Dataset rows for apps and sites:

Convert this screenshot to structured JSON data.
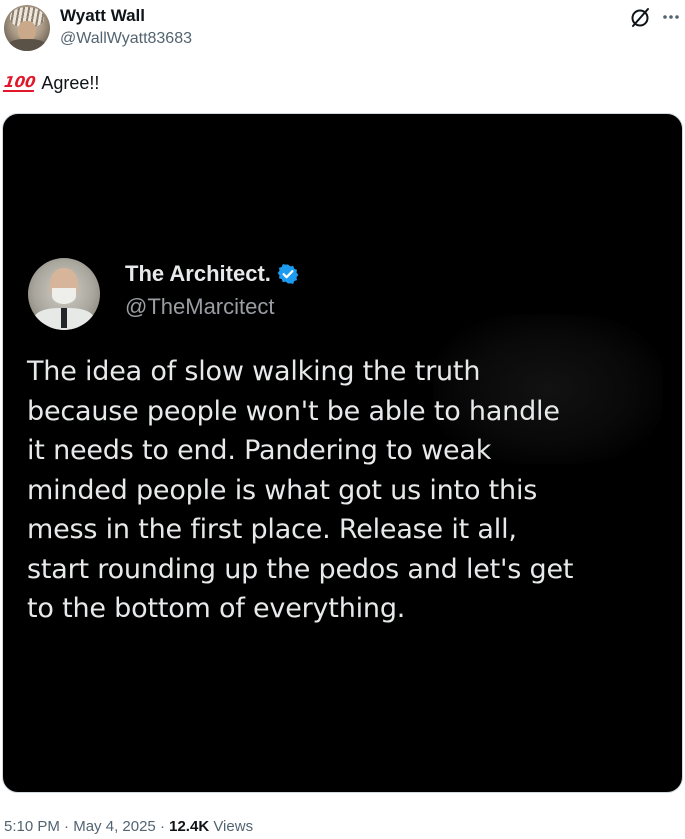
{
  "author": {
    "display_name": "Wyatt Wall",
    "handle": "@WallWyatt83683"
  },
  "post": {
    "emoji_icon": "hundred-points-icon",
    "text": "Agree!!"
  },
  "quoted_image": {
    "author_name": "The Architect.",
    "author_handle": "@TheMarcitect",
    "verified_color": "#1d9bf0",
    "lines": [
      "The idea of slow walking the truth",
      "because people won't be able to handle",
      "it needs to end. Pandering to weak",
      "minded people is what got us into this",
      "mess in the first place. Release it all,",
      "start rounding up the pedos and let's get",
      "to the bottom of everything."
    ]
  },
  "footer": {
    "time": "5:10 PM",
    "separator": "·",
    "date": "May 4, 2025",
    "views_count": "12.4K",
    "views_label": "Views"
  },
  "icons": {
    "grok": "grok-icon",
    "more": "more-icon",
    "verified": "verified-badge-icon"
  },
  "colors": {
    "text_primary": "#0f1419",
    "text_secondary": "#536471",
    "media_background": "#000000",
    "emoji_red": "#e1182b"
  }
}
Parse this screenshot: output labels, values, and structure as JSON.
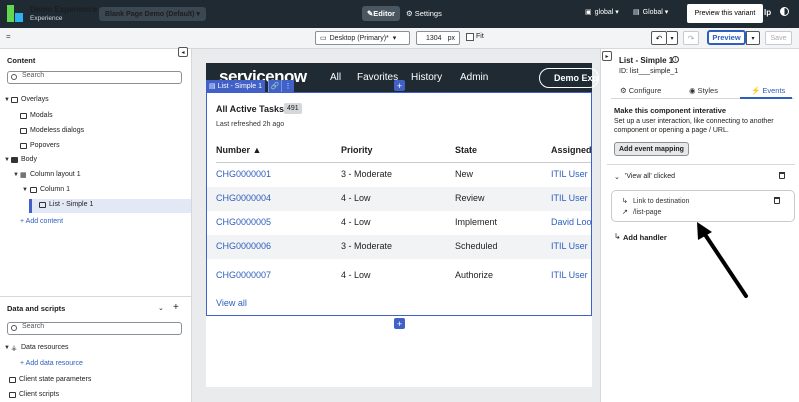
{
  "app": {
    "name": "Demo Experience",
    "subtitle": "Experience",
    "page_selector": "Blank Page Demo (Default) ▾",
    "editor_tab": "Editor",
    "settings_tab": "Settings",
    "scope_app": "global ▾",
    "scope_lang": "Global ▾",
    "tooltip": "Preview this variant",
    "help_short": "lp"
  },
  "toolbar": {
    "menu_glyph": "=",
    "device": "Desktop (Primary)*",
    "width_value": "1304",
    "width_unit": "px",
    "fit_label": "Fit",
    "preview_label": "Preview",
    "save_label": "Save"
  },
  "left": {
    "content_title": "Content",
    "search_placeholder": "Search",
    "tree": [
      {
        "label": "Overlays"
      },
      {
        "label": "Modals"
      },
      {
        "label": "Modeless dialogs"
      },
      {
        "label": "Popovers"
      },
      {
        "label": "Body"
      },
      {
        "label": "Column layout 1"
      },
      {
        "label": "Column 1"
      },
      {
        "label": "List - Simple 1"
      }
    ],
    "add_content": "+ Add content",
    "data_title": "Data and scripts",
    "data_search_placeholder": "Search",
    "data_tree": [
      {
        "label": "Data resources"
      },
      {
        "label": "+ Add data resource"
      },
      {
        "label": "Client state parameters"
      },
      {
        "label": "Client scripts"
      }
    ]
  },
  "canvas": {
    "logo": "servicenow",
    "nav": [
      "All",
      "Favorites",
      "History",
      "Admin"
    ],
    "demo_pill": "Demo Exp",
    "list_tag": "List - Simple 1",
    "list": {
      "title": "All Active Tasks",
      "count": "491",
      "refreshed": "Last refreshed 2h ago",
      "columns": [
        "Number ▲",
        "Priority",
        "State",
        "Assigned"
      ],
      "rows": [
        {
          "number": "CHG0000001",
          "priority": "3 - Moderate",
          "state": "New",
          "assigned": "ITIL User"
        },
        {
          "number": "CHG0000004",
          "priority": "4 - Low",
          "state": "Review",
          "assigned": "ITIL User"
        },
        {
          "number": "CHG0000005",
          "priority": "4 - Low",
          "state": "Implement",
          "assigned": "David Loo"
        },
        {
          "number": "CHG0000006",
          "priority": "3 - Moderate",
          "state": "Scheduled",
          "assigned": "ITIL User"
        },
        {
          "number": "CHG0000007",
          "priority": "4 - Low",
          "state": "Authorize",
          "assigned": "ITIL User"
        }
      ],
      "view_all": "View all"
    }
  },
  "right": {
    "title": "List - Simple 1",
    "id": "ID: list___simple_1",
    "tabs": [
      "Configure",
      "Styles",
      "Events"
    ],
    "active_tab": "Events",
    "events_heading": "Make this component interative",
    "events_desc": "Set up a user interaction, like connecting to another component or opening a page / URL.",
    "add_mapping": "Add event mapping",
    "event_name": "'View all' clicked",
    "handler_label": "Link to destination",
    "handler_url": "/list-page",
    "add_handler": "Add handler"
  },
  "colors": {
    "accent": "#4160c8",
    "link": "#2e5fbd",
    "topbar": "#1f2a33"
  }
}
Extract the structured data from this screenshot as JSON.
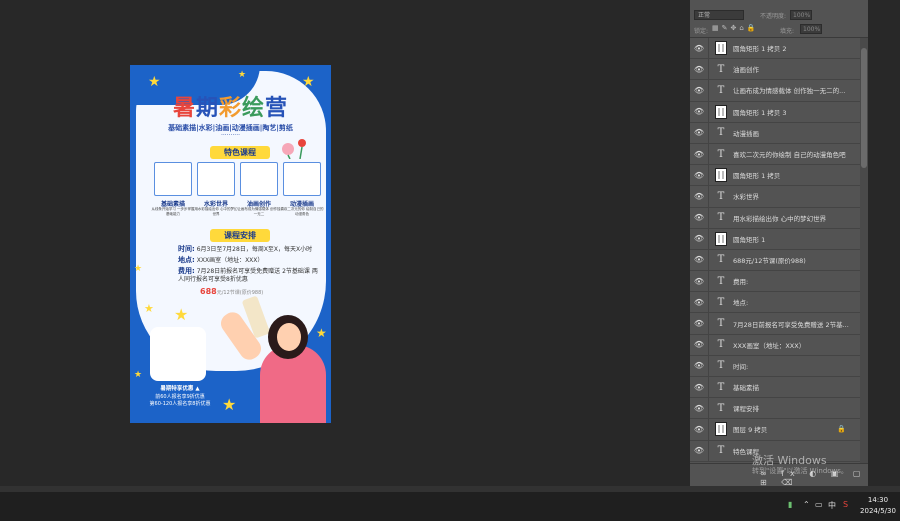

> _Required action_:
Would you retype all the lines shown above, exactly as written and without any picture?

> _Result of this task_:
Convert this screenshot to structured JSON data.
{
  "author": {
    "display_name": "Wyatt Wall",
    "handle": "@WallWyatt83683"
  },
  "post": {
    "emoji_icon": "hundred-points-icon",
    "text": "Agree!!"
  },
  "quoted_image": {
    "author_name": "The Architect.",
    "author_handle": "@TheMarcitect",
    "verified_color": "#1d9bf0",
    "lines": [
      "The idea of slow walking the truth",
      "because people won't be able to handle",
      "it needs to end. Pandering to weak",
      "minded people is what got us into this",
      "mess in the first place. Release it all,",
      "start rounding up the pedos and let's get",
      "to the bottom of everything."
    ]
  },
  "footer": {
    "time": "5:10 PM",
    "separator": "·",
    "date": "May 4, 2025",
    "views_count": "12.4K",
    "views_label": "Views"
  },
  "icons": {
    "grok": "grok-icon",
    "more": "more-icon",
    "verified": "verified-badge-icon"
  },
  "colors": {
    "text_primary": "#0f1419",
    "text_secondary": "#536471",
    "media_background": "#000000",
    "emoji_red": "#e1182b"
  }
}
Parse this screenshot: output labels, values, and structure as JSON.
{
  "app": {
    "name": "Demo Experience",
    "subtitle": "Experience",
    "page_selector": "Blank Page Demo (Default) ▾",
    "editor_tab": "Editor",
    "settings_tab": "Settings",
    "scope_app": "global ▾",
    "scope_lang": "Global ▾",
    "tooltip": "Preview this variant",
    "help_short": "lp"
  },
  "toolbar": {
    "menu_glyph": "=",
    "device": "Desktop (Primary)*",
    "width_value": "1304",
    "width_unit": "px",
    "fit_label": "Fit",
    "preview_label": "Preview",
    "save_label": "Save"
  },
  "left": {
    "content_title": "Content",
    "search_placeholder": "Search",
    "tree": [
      {
        "label": "Overlays"
      },
      {
        "label": "Modals"
      },
      {
        "label": "Modeless dialogs"
      },
      {
        "label": "Popovers"
      },
      {
        "label": "Body"
      },
      {
        "label": "Column layout 1"
      },
      {
        "label": "Column 1"
      },
      {
        "label": "List - Simple 1"
      }
    ],
    "add_content": "+ Add content",
    "data_title": "Data and scripts",
    "data_search_placeholder": "Search",
    "data_tree": [
      {
        "label": "Data resources"
      },
      {
        "label": "+ Add data resource"
      },
      {
        "label": "Client state parameters"
      },
      {
        "label": "Client scripts"
      }
    ]
  },
  "canvas": {
    "logo": "servicenow",
    "nav": [
      "All",
      "Favorites",
      "History",
      "Admin"
    ],
    "demo_pill": "Demo Exp",
    "list_tag": "List - Simple 1",
    "list": {
      "title": "All Active Tasks",
      "count": "491",
      "refreshed": "Last refreshed 2h ago",
      "columns": [
        "Number ▲",
        "Priority",
        "State",
        "Assigned"
      ],
      "rows": [
        {
          "number": "CHG0000001",
          "priority": "3 - Moderate",
          "state": "New",
          "assigned": "ITIL User"
        },
        {
          "number": "CHG0000004",
          "priority": "4 - Low",
          "state": "Review",
          "assigned": "ITIL User"
        },
        {
          "number": "CHG0000005",
          "priority": "4 - Low",
          "state": "Implement",
          "assigned": "David Loo"
        },
        {
          "number": "CHG0000006",
          "priority": "3 - Moderate",
          "state": "Scheduled",
          "assigned": "ITIL User"
        },
        {
          "number": "CHG0000007",
          "priority": "4 - Low",
          "state": "Authorize",
          "assigned": "ITIL User"
        }
      ],
      "view_all": "View all"
    }
  },
  "right": {
    "title": "List - Simple 1",
    "id": "ID: list___simple_1",
    "tabs": [
      "Configure",
      "Styles",
      "Events"
    ],
    "active_tab": "Events",
    "events_heading": "Make this component interative",
    "events_desc": "Set up a user interaction, like connecting to another component or opening a page / URL.",
    "add_mapping": "Add event mapping",
    "event_name": "'View all' clicked",
    "handler_label": "Link to destination",
    "handler_url": "/list-page",
    "add_handler": "Add handler"
  },
  "colors": {
    "accent": "#4160c8",
    "link": "#2e5fbd",
    "topbar": "#1f2a33"
  }
}
Extract the structured data from this screenshot as JSON.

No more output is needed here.